DATASET RECORDS -
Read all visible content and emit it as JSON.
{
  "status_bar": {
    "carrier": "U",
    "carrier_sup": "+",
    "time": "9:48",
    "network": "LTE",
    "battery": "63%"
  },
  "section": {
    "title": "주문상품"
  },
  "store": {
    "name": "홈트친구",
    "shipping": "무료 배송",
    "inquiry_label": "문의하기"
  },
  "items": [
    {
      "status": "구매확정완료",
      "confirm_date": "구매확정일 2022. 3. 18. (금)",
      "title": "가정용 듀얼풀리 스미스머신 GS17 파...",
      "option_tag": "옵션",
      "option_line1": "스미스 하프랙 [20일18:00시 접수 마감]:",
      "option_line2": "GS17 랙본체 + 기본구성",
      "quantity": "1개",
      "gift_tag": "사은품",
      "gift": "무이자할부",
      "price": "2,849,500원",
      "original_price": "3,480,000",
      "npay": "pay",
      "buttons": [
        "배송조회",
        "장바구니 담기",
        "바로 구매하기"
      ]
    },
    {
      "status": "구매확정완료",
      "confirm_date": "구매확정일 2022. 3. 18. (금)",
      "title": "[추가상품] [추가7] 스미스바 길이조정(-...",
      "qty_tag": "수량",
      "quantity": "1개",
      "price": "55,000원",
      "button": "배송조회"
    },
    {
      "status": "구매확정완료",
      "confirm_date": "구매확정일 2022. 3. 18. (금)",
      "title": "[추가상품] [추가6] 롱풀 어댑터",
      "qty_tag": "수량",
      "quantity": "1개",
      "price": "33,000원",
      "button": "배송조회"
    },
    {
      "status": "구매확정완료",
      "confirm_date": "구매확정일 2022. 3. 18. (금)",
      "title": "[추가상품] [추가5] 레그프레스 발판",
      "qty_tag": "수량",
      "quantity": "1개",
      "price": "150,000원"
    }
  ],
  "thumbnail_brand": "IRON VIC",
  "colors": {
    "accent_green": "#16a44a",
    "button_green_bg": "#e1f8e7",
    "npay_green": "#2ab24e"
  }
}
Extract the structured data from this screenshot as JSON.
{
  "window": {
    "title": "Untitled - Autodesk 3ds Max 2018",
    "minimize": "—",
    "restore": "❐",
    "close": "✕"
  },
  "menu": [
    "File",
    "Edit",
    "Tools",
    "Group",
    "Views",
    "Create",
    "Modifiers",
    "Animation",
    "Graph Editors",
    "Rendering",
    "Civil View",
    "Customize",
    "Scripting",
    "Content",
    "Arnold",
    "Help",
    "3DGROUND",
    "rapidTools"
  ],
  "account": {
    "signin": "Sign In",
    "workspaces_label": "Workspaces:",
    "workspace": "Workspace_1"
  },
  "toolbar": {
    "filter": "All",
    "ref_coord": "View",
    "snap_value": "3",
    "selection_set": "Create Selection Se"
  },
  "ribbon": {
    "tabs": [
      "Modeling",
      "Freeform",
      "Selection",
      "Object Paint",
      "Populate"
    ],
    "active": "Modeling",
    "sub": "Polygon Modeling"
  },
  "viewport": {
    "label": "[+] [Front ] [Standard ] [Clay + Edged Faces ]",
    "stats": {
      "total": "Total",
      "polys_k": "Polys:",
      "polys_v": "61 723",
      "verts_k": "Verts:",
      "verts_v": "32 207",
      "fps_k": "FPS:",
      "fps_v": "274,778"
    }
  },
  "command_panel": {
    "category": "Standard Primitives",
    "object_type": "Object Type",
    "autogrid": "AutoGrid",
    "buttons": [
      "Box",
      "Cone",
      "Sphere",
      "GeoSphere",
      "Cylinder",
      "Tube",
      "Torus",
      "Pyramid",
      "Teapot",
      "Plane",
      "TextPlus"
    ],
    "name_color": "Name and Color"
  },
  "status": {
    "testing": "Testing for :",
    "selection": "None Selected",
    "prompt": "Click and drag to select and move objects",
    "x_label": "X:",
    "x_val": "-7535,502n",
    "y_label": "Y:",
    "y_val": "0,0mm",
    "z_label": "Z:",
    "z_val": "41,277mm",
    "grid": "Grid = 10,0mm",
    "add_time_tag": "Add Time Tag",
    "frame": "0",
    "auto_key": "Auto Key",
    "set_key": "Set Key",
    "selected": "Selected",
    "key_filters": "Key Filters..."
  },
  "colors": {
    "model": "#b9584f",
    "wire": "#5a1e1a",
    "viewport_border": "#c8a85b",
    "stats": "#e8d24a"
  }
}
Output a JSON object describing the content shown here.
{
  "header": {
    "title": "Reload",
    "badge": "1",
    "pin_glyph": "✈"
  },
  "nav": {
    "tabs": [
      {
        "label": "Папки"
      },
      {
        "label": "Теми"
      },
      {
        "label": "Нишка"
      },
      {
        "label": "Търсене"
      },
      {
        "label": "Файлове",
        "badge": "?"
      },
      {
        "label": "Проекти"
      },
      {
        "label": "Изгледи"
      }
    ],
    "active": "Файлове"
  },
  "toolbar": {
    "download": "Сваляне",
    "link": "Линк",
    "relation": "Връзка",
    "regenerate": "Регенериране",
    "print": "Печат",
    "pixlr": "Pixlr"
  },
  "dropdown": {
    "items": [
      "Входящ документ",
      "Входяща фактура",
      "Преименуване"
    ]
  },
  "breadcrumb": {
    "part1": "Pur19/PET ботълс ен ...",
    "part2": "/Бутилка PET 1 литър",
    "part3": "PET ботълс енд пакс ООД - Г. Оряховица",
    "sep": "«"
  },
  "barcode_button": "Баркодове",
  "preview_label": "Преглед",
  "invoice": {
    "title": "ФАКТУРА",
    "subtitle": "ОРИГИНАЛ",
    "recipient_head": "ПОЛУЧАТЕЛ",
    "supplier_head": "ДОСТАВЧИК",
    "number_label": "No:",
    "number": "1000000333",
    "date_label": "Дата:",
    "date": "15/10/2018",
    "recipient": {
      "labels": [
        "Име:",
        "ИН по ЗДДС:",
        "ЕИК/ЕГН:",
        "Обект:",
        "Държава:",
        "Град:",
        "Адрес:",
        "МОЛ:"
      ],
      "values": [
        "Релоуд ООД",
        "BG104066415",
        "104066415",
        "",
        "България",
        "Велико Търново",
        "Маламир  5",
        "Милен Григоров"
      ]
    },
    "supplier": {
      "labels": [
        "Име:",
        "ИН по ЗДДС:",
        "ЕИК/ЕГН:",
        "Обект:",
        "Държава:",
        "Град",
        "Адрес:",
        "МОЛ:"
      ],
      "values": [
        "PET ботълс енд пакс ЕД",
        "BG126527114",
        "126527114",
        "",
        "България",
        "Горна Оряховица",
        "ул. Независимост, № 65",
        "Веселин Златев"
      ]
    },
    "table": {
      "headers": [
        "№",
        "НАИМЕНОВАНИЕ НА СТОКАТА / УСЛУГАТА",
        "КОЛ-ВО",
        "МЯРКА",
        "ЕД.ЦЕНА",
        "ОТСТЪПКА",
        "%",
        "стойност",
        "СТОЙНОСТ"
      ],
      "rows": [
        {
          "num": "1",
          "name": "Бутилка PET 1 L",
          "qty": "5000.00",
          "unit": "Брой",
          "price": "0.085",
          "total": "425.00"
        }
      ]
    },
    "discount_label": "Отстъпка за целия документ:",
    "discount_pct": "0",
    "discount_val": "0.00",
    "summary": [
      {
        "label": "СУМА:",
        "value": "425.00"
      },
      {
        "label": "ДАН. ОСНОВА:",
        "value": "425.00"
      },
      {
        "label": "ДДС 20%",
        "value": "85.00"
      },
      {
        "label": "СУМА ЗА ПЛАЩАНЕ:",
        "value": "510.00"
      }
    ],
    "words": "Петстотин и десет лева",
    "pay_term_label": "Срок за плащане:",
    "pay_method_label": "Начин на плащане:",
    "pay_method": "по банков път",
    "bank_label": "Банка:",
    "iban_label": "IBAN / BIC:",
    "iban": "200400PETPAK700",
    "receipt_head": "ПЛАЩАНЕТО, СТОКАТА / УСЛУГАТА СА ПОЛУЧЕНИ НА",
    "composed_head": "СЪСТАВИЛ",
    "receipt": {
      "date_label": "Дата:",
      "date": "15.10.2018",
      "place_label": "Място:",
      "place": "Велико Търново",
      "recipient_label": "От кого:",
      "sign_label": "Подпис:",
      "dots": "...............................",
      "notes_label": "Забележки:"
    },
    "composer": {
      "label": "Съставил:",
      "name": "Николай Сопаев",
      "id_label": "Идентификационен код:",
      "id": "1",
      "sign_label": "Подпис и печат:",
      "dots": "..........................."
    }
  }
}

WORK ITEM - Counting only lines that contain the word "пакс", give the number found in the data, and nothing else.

COMPLETED EXERCISE - 2